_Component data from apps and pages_
Start of Block

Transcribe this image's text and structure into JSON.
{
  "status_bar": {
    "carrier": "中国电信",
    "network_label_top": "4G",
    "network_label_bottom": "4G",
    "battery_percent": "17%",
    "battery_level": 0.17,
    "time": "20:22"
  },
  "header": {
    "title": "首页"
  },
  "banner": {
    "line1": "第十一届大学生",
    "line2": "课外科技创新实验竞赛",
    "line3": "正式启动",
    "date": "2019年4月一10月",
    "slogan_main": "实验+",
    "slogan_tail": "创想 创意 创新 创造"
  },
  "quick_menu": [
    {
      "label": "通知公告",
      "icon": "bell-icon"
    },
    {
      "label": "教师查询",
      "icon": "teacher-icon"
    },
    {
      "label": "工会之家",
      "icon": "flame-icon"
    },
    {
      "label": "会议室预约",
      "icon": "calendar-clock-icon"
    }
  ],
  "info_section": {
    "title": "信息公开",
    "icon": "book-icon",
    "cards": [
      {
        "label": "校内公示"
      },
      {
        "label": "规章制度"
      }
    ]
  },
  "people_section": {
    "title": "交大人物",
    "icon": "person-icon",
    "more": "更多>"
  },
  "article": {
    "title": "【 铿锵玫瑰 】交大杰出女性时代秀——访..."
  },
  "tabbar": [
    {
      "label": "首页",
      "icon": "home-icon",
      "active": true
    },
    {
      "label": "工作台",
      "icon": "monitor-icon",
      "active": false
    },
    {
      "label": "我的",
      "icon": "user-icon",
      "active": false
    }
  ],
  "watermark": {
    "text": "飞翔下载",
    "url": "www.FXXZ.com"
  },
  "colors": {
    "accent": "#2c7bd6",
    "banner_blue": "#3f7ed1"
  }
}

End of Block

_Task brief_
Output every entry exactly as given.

_Written answer_
Transcribe this image's text and structure into JSON.
{
  "status_bar": {
    "carrier": "中国电信",
    "network_label_top": "4G",
    "network_label_bottom": "4G",
    "battery_percent": "17%",
    "battery_level": 0.17,
    "time": "20:22"
  },
  "header": {
    "title": "首页"
  },
  "banner": {
    "line1": "第十一届大学生",
    "line2": "课外科技创新实验竞赛",
    "line3": "正式启动",
    "date": "2019年4月一10月",
    "slogan_main": "实验+",
    "slogan_tail": "创想 创意 创新 创造"
  },
  "quick_menu": [
    {
      "label": "通知公告",
      "icon": "bell-icon"
    },
    {
      "label": "教师查询",
      "icon": "teacher-icon"
    },
    {
      "label": "工会之家",
      "icon": "flame-icon"
    },
    {
      "label": "会议室预约",
      "icon": "calendar-clock-icon"
    }
  ],
  "info_section": {
    "title": "信息公开",
    "icon": "book-icon",
    "cards": [
      {
        "label": "校内公示"
      },
      {
        "label": "规章制度"
      }
    ]
  },
  "people_section": {
    "title": "交大人物",
    "icon": "person-icon",
    "more": "更多>"
  },
  "article": {
    "title": "【 铿锵玫瑰 】交大杰出女性时代秀——访..."
  },
  "tabbar": [
    {
      "label": "首页",
      "icon": "home-icon",
      "active": true
    },
    {
      "label": "工作台",
      "icon": "monitor-icon",
      "active": false
    },
    {
      "label": "我的",
      "icon": "user-icon",
      "active": false
    }
  ],
  "watermark": {
    "text": "飞翔下载",
    "url": "www.FXXZ.com"
  },
  "colors": {
    "accent": "#2c7bd6",
    "banner_blue": "#3f7ed1"
  }
}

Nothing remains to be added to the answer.